4. Find a historic home that has been turned into a museum. Often these museums are operated by volunteers who are passionate about history and what makes their house museum worth visiting. As a bonus, admission is generally inexpensive. Although hours often are cut back after Labor Day, many historic houses offer a weekend visit option. My favorite house museum is the Dinsmore Homestead near Rabbit Hash, Kentucky, about a half-hour from Cincinnati. Another fascinating home is the Copper King Mansion in Butte, Montana. Again, if you have a favorite historic home, pass along your suggestions.

5. Grab a fishing pole for a lazy hour or two of trying to catch a fish. Even if you end up with nada, watching the water ripple and the clouds move overhead is a cheap summer-like treat. Before you go, find out what the regulations are for a fishing license. In Ohio, people age 15 and under and age 60 and over don’t need a license. My son fished on the Smith River in Montana last summer using a friend’s borrowed pole. This summer was an evening visit to Sharon Woods Metro Park in Westerville, Ohio. Neither experience cost money. State parks are a good place to look for a free to inexpensive fishing location.
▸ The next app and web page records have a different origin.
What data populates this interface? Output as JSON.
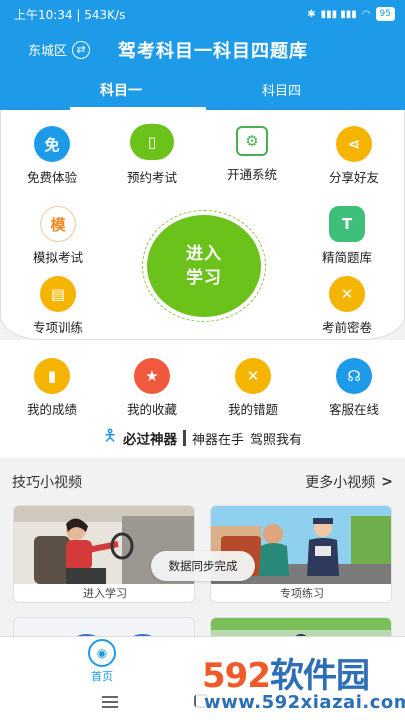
{
  "statusbar": {
    "time_speed": "上午10:34 | 543K/s",
    "signal": "▮▮▮ ▮▮▮",
    "wifi": "◠",
    "battery": "95"
  },
  "header": {
    "district": "东城区",
    "swap_glyph": "⇄",
    "title": "驾考科目一科目四题库"
  },
  "tabs": [
    {
      "label": "科目一"
    },
    {
      "label": "科目四"
    }
  ],
  "features": {
    "free_trial": {
      "label": "免费体验",
      "glyph": "免",
      "color": "#1e9be8"
    },
    "book_exam": {
      "label": "预约考试",
      "glyph": "▯",
      "color": "#6ac21b"
    },
    "activate": {
      "label": "开通系统",
      "glyph": "⚙",
      "color": "#4caf50"
    },
    "share": {
      "label": "分享好友",
      "glyph": "⋖",
      "color": "#f5b400"
    },
    "mock_exam": {
      "label": "模拟考试",
      "glyph": "模",
      "color": "#f08a24"
    },
    "question_bank": {
      "label": "精简题库",
      "glyph": "T",
      "color": "#3dbf7a"
    },
    "special_training": {
      "label": "专项训练",
      "glyph": "▤",
      "color": "#f5b400"
    },
    "pre_exam_secret": {
      "label": "考前密卷",
      "glyph": "✕",
      "color": "#f5b400"
    },
    "my_scores": {
      "label": "我的成绩",
      "glyph": "▮",
      "color": "#f5b400"
    },
    "my_favorites": {
      "label": "我的收藏",
      "glyph": "★",
      "color": "#f05a3c"
    },
    "my_mistakes": {
      "label": "我的错题",
      "glyph": "✕",
      "color": "#f5b400"
    },
    "support": {
      "label": "客服在线",
      "glyph": "☊",
      "color": "#1e9be8"
    }
  },
  "enter_study": {
    "line1": "进入",
    "line2": "学习"
  },
  "slogan": {
    "main": "必过神器",
    "sub1": "神器在手",
    "sub2": "驾照我有"
  },
  "videos": {
    "section_title": "技巧小视频",
    "more_label": "更多小视频",
    "more_chevron": ">",
    "cards": [
      {
        "caption": "进入学习"
      },
      {
        "caption": "专项练习"
      }
    ]
  },
  "toast": "数据同步完成",
  "bottom_nav": {
    "home": "首页"
  },
  "watermark": {
    "brand_num": "592",
    "brand_text": "软件园",
    "url": "www.592xiazai.com"
  }
}
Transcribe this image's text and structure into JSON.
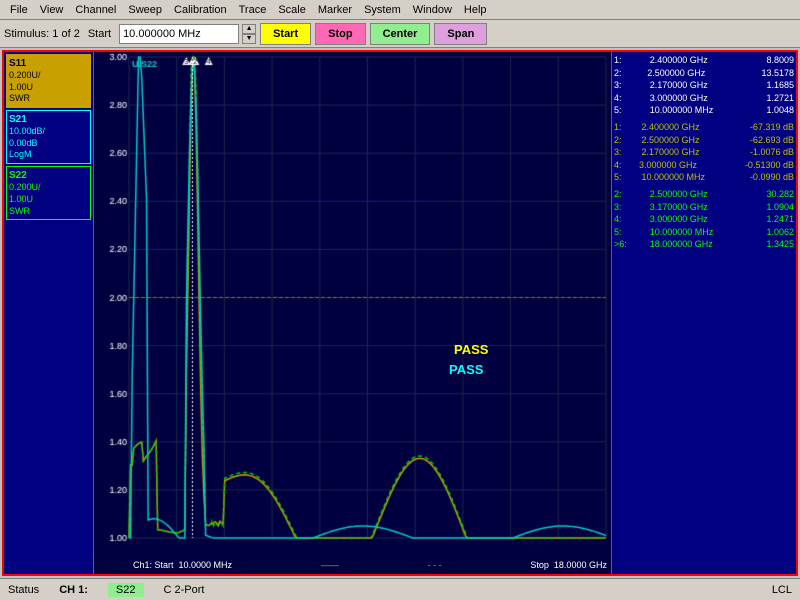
{
  "menubar": {
    "items": [
      "File",
      "View",
      "Channel",
      "Sweep",
      "Calibration",
      "Trace",
      "Scale",
      "Marker",
      "System",
      "Window",
      "Help"
    ]
  },
  "toolbar": {
    "stimulus_label": "Stimulus: 1 of 2",
    "start_label": "Start",
    "start_value": "10.000000 MHz",
    "btn_start": "Start",
    "btn_stop": "Stop",
    "btn_center": "Center",
    "btn_span": "Span"
  },
  "traces": [
    {
      "id": "S11",
      "line1": "S11",
      "line2": "0.200U/",
      "line3": "1.00U",
      "line4": "SWR",
      "style": "s11"
    },
    {
      "id": "S21",
      "line1": "S21",
      "line2": "10.00dB/",
      "line3": "0.00dB",
      "line4": "LogM",
      "style": "s21"
    },
    {
      "id": "S22",
      "line1": "S22",
      "line2": "0.200U/",
      "line3": "1.00U",
      "line4": "SWR",
      "style": "s22"
    }
  ],
  "y_axis": {
    "labels": [
      "3.00",
      "2.80",
      "2.60",
      "2.40",
      "2.20",
      "2.00",
      "1.80",
      "1.60",
      "1.40",
      "1.20",
      "1.00"
    ]
  },
  "markers": {
    "section1": {
      "label": "",
      "rows": [
        {
          "num": "1:",
          "freq": "2.400000 GHz",
          "val": "8.8009"
        },
        {
          "num": "2:",
          "freq": "2.500000 GHz",
          "val": "13.5178"
        },
        {
          "num": "3:",
          "freq": "2.170000 GHz",
          "val": "1.1685"
        },
        {
          "num": "4:",
          "freq": "3.000000 GHz",
          "val": "1.2721"
        },
        {
          "num": "5:",
          "freq": "10.000000 MHz",
          "val": "1.0048"
        }
      ]
    },
    "section2": {
      "label": "",
      "rows": [
        {
          "num": "1:",
          "freq": "2.400000 GHz",
          "val": "-67.319 dB"
        },
        {
          "num": "2:",
          "freq": "2.500000 GHz",
          "val": "-62.693 dB"
        },
        {
          "num": "3:",
          "freq": "2.170000 GHz",
          "val": "-1.0076 dB"
        },
        {
          "num": "4:",
          "freq": "3.000000 GHz",
          "val": "-0.51300 dB"
        },
        {
          "num": "5:",
          "freq": "10.000000 MHz",
          "val": "-0.0990 dB"
        }
      ]
    },
    "section3": {
      "label": "",
      "rows": [
        {
          "num": "2:",
          "freq": "2.500000 GHz",
          "val": "30.282"
        },
        {
          "num": "3:",
          "freq": "3.170000 GHz",
          "val": "1.0904"
        },
        {
          "num": "4:",
          "freq": "3.000000 GHz",
          "val": "1.2471"
        },
        {
          "num": "5:",
          "freq": "10.000000 MHz",
          "val": "1.0062"
        },
        {
          "num": ">6:",
          "freq": "18.000000 GHz",
          "val": "1.3425"
        }
      ]
    }
  },
  "pass_labels": [
    "PASS",
    "PASS"
  ],
  "bottom_axis": {
    "ch_label": "Ch1: Start",
    "start_freq": "10.0000 MHz",
    "stop_label": "Stop",
    "stop_freq": "18.0000 GHz"
  },
  "statusbar": {
    "status_label": "Status",
    "ch_label": "CH 1:",
    "ch_value": "S22",
    "mode": "C 2-Port",
    "lcl": "LCL"
  },
  "chart": {
    "grid_color": "#304060",
    "background": "#000040",
    "ref_line_color": "#808000",
    "ref_line_value": 2.0
  }
}
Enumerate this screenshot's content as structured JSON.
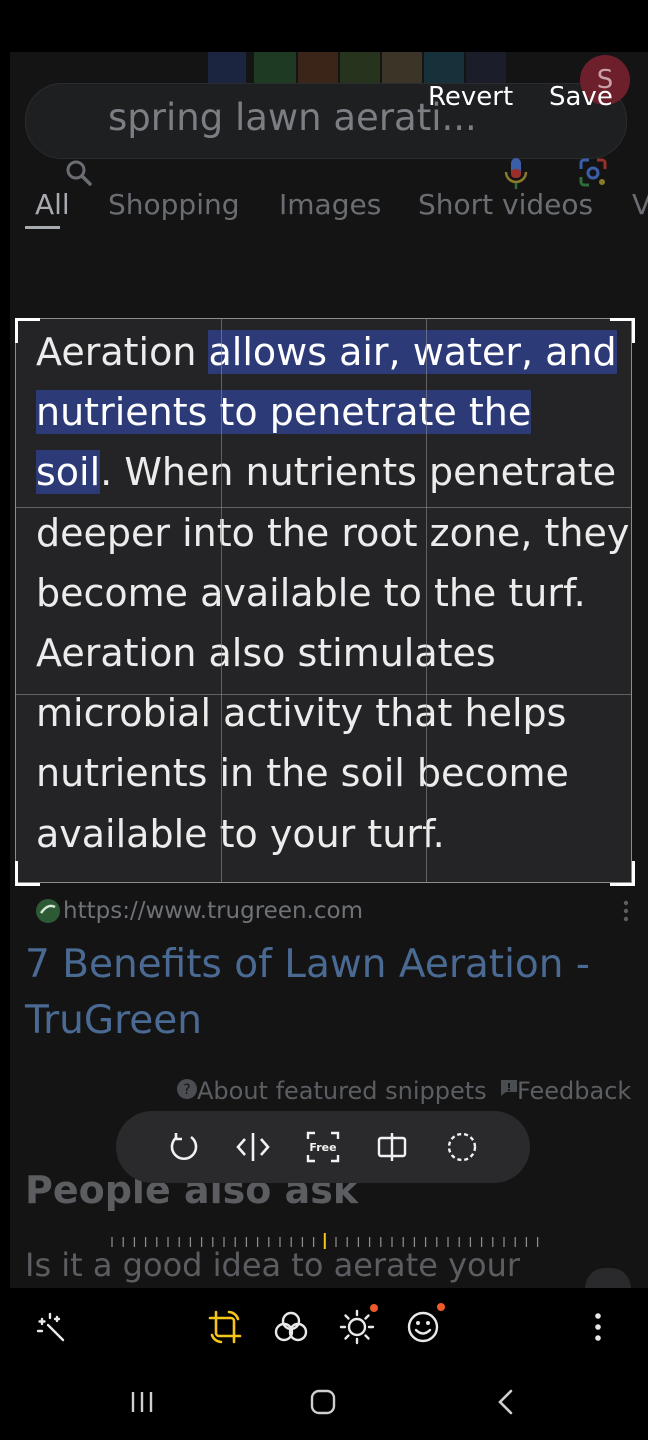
{
  "header": {
    "revert_label": "Revert",
    "save_label": "Save",
    "avatar_initial": "S"
  },
  "background_page": {
    "search_query": "spring lawn aerati...",
    "tabs": [
      "All",
      "Shopping",
      "Images",
      "Short videos",
      "V"
    ],
    "source_url": "https://www.trugreen.com",
    "result_title": "7 Benefits of Lawn Aeration - TruGreen",
    "snippet_about": "About featured snippets",
    "snippet_feedback": "Feedback",
    "people_also_ask": "People also ask",
    "question": "Is it a good idea to aerate your"
  },
  "snippet": {
    "lines": [
      [
        {
          "t": "Aeration ",
          "hl": false
        },
        {
          "t": "allows air, water, and",
          "hl": true
        }
      ],
      [
        {
          "t": "nutrients to penetrate the",
          "hl": true
        }
      ],
      [
        {
          "t": "soil",
          "hl": true
        },
        {
          "t": ". When nutrients penetrate",
          "hl": false
        }
      ],
      [
        {
          "t": "deeper into the root zone, they",
          "hl": false
        }
      ],
      [
        {
          "t": "become available to the turf.",
          "hl": false
        }
      ],
      [
        {
          "t": "Aeration also stimulates",
          "hl": false
        }
      ],
      [
        {
          "t": "microbial activity that helps",
          "hl": false
        }
      ],
      [
        {
          "t": "nutrients in the soil become",
          "hl": false
        }
      ],
      [
        {
          "t": "available to your turf.",
          "hl": false
        }
      ]
    ]
  },
  "crop_tools": [
    "rotate-icon",
    "flip-icon",
    "free-aspect-icon",
    "split-icon",
    "lasso-select-icon"
  ],
  "crop_tools_free_label": "Free",
  "editor_toolbar": [
    "auto-enhance-icon",
    "crop-rotate-icon",
    "filters-icon",
    "brightness-icon",
    "stickers-icon",
    "more-icon"
  ],
  "nav": [
    "recent-apps-icon",
    "home-icon",
    "back-icon"
  ],
  "colors": {
    "accent_active": "#f5c518",
    "highlight": "#2c3a78",
    "notification_dot": "#f05a2a"
  }
}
6. Take a merry-go-round ride, even if you don’t have a kid with you. Several parks and towns have merry-go-rounds as stand alone attractions. Last summer we took a spin on the merry-go-round in Saratoga, New York. The National Mall in Washington, D.C. also has a merry-go-round, as does Central Park in New York City. For two more carousel gems, check out the one in downtown Mansfield, Ohio, and my favorite, the merry-go-round in Missoula, Montana.

7. Rent a paddle boat for an hour. If you have more than two people who want to take a paddle boat ride, but you only want to rent for an hour, split the hour with the same boat. We did this in Sturbridge, Massachusetts one summer. Paddle boat rentals, I’ve found, are surprisingly cheap. A little over a week ago, the ONLY cheap thing we did in Greece was rent a paddle boat in Corfu.

8. Go tide-pooling to see what critters have become temporarily caught between the beach and the ocean. Once, near Thomaston, Maine, we spent hours walking along craggy rocks checking out the variety. Of course, Maine can feel nippy come September, but elsewhere, the temperatures are still comfortably summer.

9. It’s not too late to head to a swimming hole and float in an inner tube or swing off a rope to land in the water. The most memorable swimming hole I’ve been to is in New Braunfels, Texas between Austin and San Antonio.

10. Hike to a summit no matter how high the mountain. Getting to the top of a hill can also feel like an accomplishment. The trail to the top of the Sandia Mountains in Albuquerque, New Mexico offers a huge reward those who end up a mile higher than where they started at the parking lot where the trailhead begins. The view from the top is splendid. Look for Mt. Taylor near Grants, New Mexico in the distance.

(Clinton Steeds took this shot on Ryan Mountain at Joshua Tree.)

11. Drive out of town or the city, if that’s where you happen to live,and find a field. Once found, spread out a blanket, lie down and look up at the stars. Find the Big Dipper if nothing else. This summer, in addition to the Big Dipper, I was lucky enough to see shooting stars one night near Telluride, Colorado.

12. Baseball season is not over yet. For a down-home version of baseball, head to a minor league game. Those teams are still into crowd pleasing and involve spectators in the fun of the sport. When we were at an Isotope’s game this summer in Albuquerque, the excitement and fun of spectator participation, turned the kids of friends of ours into baseball fans.

And, one more thing. Wherever you go, wear white. The adage that you aren’t supposed to wear white after Labor Day is made to ignore, particularly by anyone who wants a summery feel.